Concerns raised over caller ID un-blocker
Some unsuspecting callers expecting their privacy to be protected and personal identifying information to be blocked will be surprised to hear about a new service than unblocks the data. TrapCall.com has launched a service that lets some AT&T or T-Mobile USA users see caller’s private personal identifying information even if it is blocked, reports the Associated Press. The service, intended to help people receiving harassing messages and multiple calls, has provoked concern from victim’s privacy rights advocates, says the news source.
According to the victim assistance coordinator at the Warsaw, Indiana police department, victims of abuse may be adversely impacted by this service as they typically try to keep contact details private and personal identifying information anonymous when reaching out to abusers, says the article.
Becky Moreno is quoted as saying in the piece, “This program doesn’t distinguish between those who really need to stay anonymous and those [who] just do it for other reasons.”
While basic services from TrapCall.com are free, more advanced services will incur a charge. Keeping personal identifying information private is an ongoing battle. Consumers have long been urged to protect their identity when surfing or purchasing online, but identity fraud schemes involving telephone calls and now text messages are becoming increasingly more common.
Medical services are potential booty for ID thieves

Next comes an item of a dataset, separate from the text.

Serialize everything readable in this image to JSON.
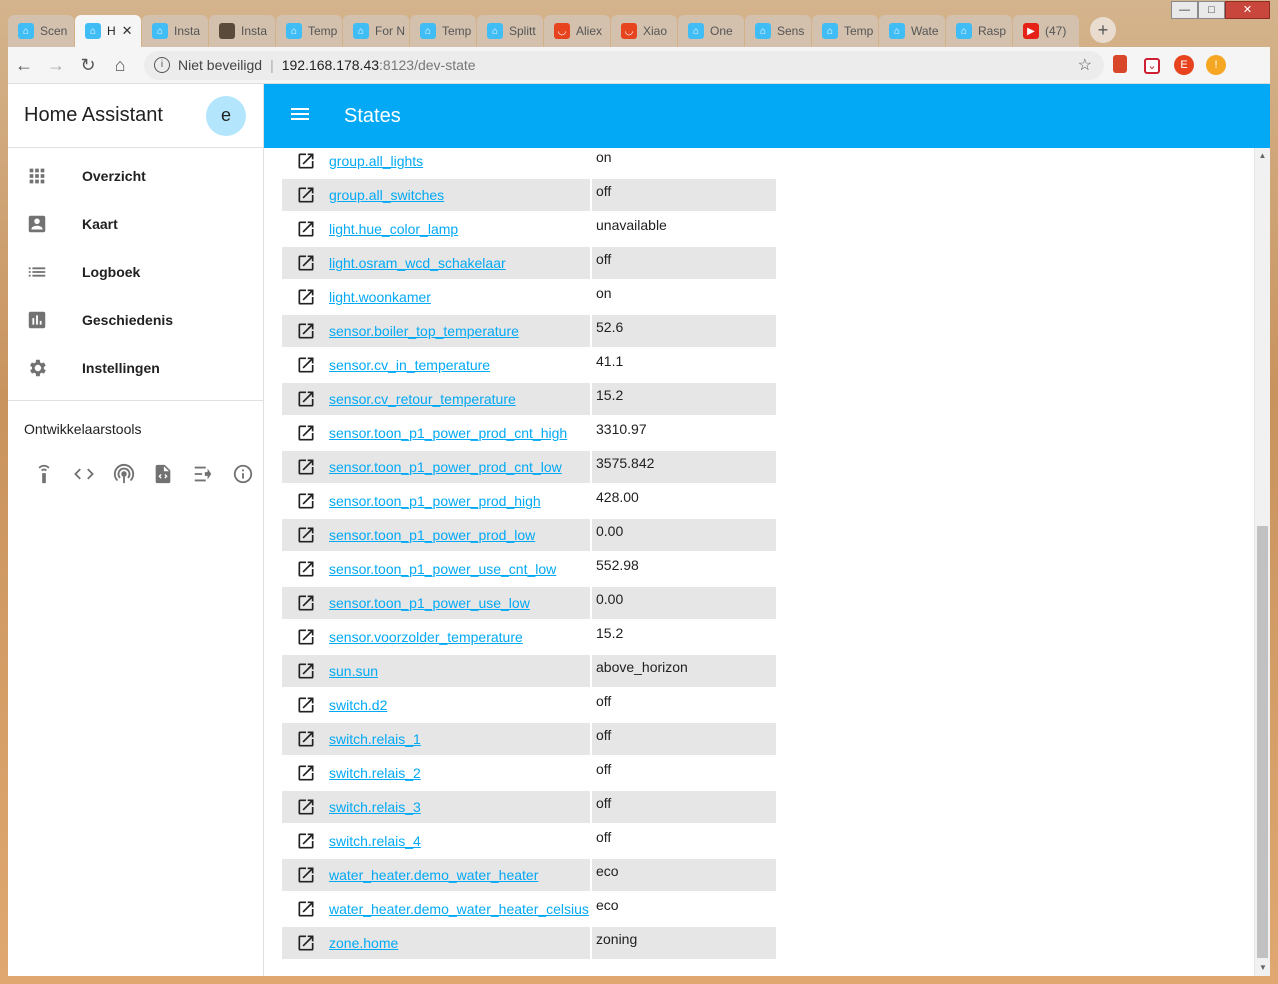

In addition to tainting your credit report, identity theft may also give hackers the means to access your private personal medical records and other identifying information to receive services and products on your dime. According to a new article in the Dallas Morning News, a growing number of medical identity theft victims say that medical services were obtained after they experienced a breach of privacy and personal identifying information.
Like experts who advise close review of your credit report, many also say it is important to check carefully the statement of benefits sent by your insurance provider for evidence of medical identity theft.
Keep an eye on your health insurance card as if it were a credit card, says the news source.
The Dallas Morning News reminds people that medical information – which includes your personal details – is often viewed or used by a variety of hospital personnel including doctors, nurses, lab technicians, and administrative employees. Patients’ personal identifying information and medical health records are more susceptible to identity theft breach than some may think, according to a new Dartmouth College study.
SCMagazineUS.com recently reported on the study’s findings which show that healthcare organizations storing data in unencrypted formats like Word documents and PDFs is one reason data may be compromised.